## Given information
###

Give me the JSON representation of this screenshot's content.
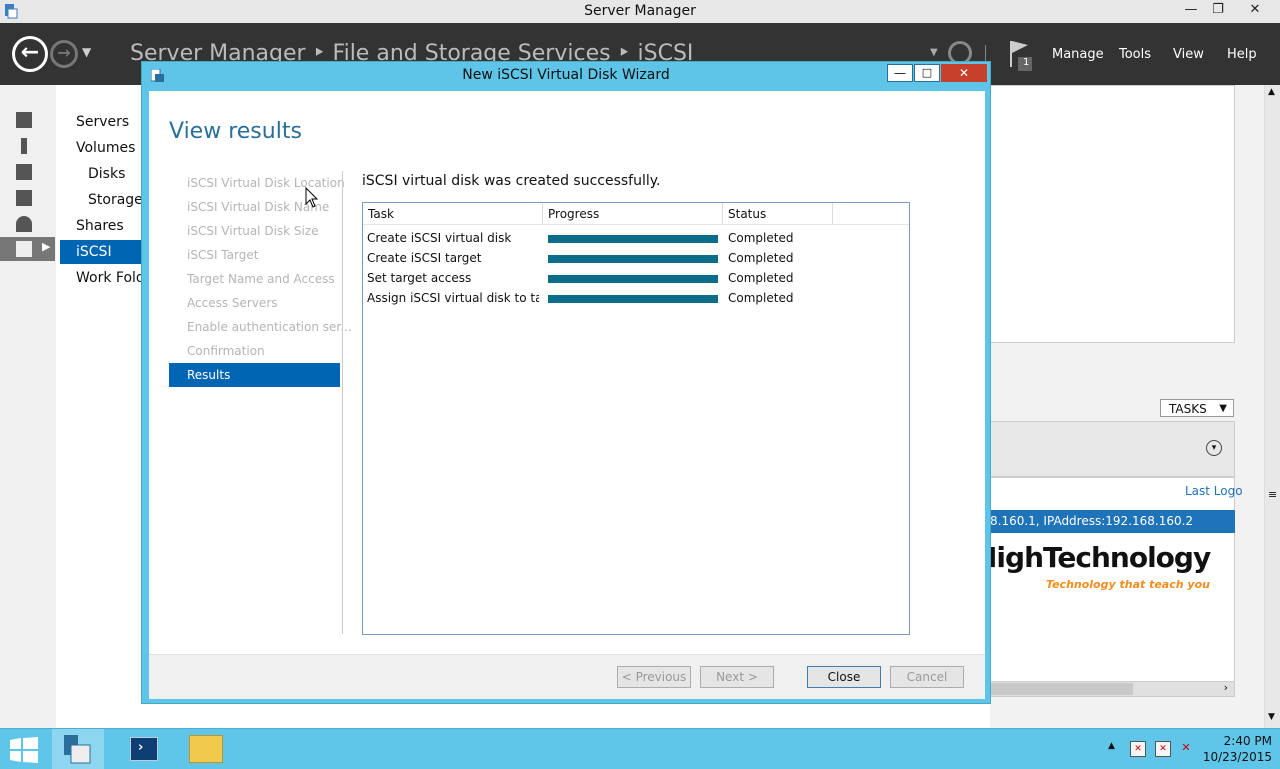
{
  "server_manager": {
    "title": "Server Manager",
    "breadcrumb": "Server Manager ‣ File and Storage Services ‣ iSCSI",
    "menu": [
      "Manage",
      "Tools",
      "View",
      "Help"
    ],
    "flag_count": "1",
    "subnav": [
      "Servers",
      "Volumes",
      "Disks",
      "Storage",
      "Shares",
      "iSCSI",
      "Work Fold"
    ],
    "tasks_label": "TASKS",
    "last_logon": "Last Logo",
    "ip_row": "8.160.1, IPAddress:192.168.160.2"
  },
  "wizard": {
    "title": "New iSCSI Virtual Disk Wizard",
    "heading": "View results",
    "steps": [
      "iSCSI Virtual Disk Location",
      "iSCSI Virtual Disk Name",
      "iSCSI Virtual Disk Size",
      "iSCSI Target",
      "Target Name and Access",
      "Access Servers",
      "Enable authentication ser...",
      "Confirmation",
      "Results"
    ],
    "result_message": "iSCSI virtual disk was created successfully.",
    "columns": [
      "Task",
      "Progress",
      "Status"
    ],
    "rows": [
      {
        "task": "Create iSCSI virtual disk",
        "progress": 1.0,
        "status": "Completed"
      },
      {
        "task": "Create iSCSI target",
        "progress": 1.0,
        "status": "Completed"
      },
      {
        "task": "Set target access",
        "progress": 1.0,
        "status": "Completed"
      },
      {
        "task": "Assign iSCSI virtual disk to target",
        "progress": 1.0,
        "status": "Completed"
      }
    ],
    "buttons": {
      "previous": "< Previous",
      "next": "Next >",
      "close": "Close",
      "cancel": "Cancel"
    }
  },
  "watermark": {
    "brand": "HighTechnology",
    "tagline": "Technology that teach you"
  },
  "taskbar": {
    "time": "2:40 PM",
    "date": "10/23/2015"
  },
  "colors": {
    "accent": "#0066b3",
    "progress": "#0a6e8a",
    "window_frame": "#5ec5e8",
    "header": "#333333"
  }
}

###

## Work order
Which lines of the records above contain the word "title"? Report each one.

## Expected answer
    "title": "Server Manager",
    "title": "New iSCSI Virtual Disk Wizard",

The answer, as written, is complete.